I kept silent while the EZjet story unfolded on one wing and some questionable representations. Now, the Guyanese public is once again victimized and taken for a ride by what appears to be another centipede-by-night operation. How many times will Guyanese travellers be held hostage by patently ramshackle entities? How many times will the government allow its friends to gouge citizens? Yeah, how many more times will these farces be allowed to disinter themselves and come again with new names and new schemes?
Whatever its name, and whomever its principals, the one plane operation has failed the paying public here on every occasion. This includes the state owned GAC from yesteryear. The facts support that some of these arrangements (and that’s what they are) are nothing but cover for a more lucrative transportation undertakings and as fronts seeking outlets. No one should need any enlightenment on this score. But that is another story for another day.
Today, I ask the government to do more to protect citizens by implementing real and serious due diligence on others who will appear when the turbulence from this latest fiasco subsides. It has done well with surety bonds and the like, which have proved to be helpful to the stranded and the suddenly out-of-pocket. I suggest more extensive details and public disclosure of principals; all of them who come out of nowhere to run a plane from New York to Georgetown. Some form of compressed prospectus should be made available for public scrutiny, as to the identity of investors along with abbreviated biographies. It is time to let the public know the hands in which they put their money. And their lives, too.

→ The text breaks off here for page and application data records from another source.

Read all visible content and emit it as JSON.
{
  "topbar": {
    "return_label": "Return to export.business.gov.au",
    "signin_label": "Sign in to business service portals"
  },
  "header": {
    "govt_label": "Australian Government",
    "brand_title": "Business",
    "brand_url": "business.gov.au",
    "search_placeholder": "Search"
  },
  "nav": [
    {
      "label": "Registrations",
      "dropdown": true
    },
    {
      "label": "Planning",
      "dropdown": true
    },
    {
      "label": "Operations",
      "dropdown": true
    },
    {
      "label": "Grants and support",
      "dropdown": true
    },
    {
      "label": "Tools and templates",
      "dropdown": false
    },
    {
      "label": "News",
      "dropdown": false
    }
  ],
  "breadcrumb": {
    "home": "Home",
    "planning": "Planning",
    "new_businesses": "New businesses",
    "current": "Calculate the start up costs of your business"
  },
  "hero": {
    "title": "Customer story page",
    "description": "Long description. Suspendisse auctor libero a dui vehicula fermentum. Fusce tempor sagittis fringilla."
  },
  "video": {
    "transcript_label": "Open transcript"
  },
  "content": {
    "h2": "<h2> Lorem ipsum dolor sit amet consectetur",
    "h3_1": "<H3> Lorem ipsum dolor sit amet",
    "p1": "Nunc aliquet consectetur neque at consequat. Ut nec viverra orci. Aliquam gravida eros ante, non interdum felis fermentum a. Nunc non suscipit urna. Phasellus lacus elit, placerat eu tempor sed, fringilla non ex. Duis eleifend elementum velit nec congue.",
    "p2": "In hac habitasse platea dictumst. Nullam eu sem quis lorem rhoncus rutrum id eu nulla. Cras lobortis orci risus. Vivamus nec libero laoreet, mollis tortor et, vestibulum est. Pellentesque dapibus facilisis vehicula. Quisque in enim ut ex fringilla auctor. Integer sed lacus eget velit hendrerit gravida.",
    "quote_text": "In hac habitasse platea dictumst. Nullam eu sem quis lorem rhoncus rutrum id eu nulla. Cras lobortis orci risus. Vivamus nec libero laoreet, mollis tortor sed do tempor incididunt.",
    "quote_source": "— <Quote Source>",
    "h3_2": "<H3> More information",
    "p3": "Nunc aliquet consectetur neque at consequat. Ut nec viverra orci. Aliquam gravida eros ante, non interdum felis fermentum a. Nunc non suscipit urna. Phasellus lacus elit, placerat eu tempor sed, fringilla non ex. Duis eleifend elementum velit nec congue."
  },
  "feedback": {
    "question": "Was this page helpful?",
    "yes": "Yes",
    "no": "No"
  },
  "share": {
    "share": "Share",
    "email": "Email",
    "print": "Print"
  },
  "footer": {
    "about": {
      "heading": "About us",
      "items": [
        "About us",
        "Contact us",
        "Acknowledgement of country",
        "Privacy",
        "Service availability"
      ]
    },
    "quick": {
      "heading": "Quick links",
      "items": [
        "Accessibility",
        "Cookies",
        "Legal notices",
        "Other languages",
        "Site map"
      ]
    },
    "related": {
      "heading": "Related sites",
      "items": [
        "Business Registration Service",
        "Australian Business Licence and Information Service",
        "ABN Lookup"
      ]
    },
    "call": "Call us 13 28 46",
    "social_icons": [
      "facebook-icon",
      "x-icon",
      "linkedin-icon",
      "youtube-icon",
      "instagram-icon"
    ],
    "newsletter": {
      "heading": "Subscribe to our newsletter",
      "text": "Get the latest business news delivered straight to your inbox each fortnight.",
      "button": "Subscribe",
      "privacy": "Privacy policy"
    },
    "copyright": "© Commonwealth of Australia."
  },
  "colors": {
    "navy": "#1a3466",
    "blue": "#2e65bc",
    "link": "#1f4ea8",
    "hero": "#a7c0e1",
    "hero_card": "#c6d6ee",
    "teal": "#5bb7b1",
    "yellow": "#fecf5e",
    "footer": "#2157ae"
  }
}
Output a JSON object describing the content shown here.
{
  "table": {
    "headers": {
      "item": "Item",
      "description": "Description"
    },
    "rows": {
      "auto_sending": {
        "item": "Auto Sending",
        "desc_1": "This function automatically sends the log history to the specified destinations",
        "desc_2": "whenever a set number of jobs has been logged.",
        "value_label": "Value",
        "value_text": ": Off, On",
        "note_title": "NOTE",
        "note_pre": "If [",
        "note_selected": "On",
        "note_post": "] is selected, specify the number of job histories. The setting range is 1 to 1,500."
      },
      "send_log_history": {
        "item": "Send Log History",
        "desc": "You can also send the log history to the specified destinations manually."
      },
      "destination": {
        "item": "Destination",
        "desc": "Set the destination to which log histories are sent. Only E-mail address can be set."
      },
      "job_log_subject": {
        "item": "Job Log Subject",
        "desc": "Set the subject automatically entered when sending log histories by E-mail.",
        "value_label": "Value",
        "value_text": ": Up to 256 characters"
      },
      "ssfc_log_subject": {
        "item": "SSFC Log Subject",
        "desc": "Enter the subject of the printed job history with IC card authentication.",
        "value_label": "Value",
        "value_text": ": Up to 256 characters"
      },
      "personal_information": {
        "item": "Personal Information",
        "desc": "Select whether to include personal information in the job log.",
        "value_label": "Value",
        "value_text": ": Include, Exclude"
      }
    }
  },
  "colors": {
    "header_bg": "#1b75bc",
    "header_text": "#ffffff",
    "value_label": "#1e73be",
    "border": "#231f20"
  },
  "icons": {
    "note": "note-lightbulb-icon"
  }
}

In addition, let there be no more of this absurdity of men progressing from involvement in restaurant and cake-shop equivalents to the demanding task of running an airline. There has to be a stop to the parade of front men and cronies. They are ludicrous on the face of things and worse yet when in action. I venture that if the unconnected were to signal a wish to run an airline in Guyana, they would be passed through mill and gauntlet several times, and then one more time for good measure. I believe that they would encounter every form of political and bureaucratic inquisition known to man. All that is asked is that the same stringent standards be applied to friends and fellow travellers.
Perhaps in this way, the Guyanese public can be saved from itself. And front men be pointed in other directions. May I suggest hydropower?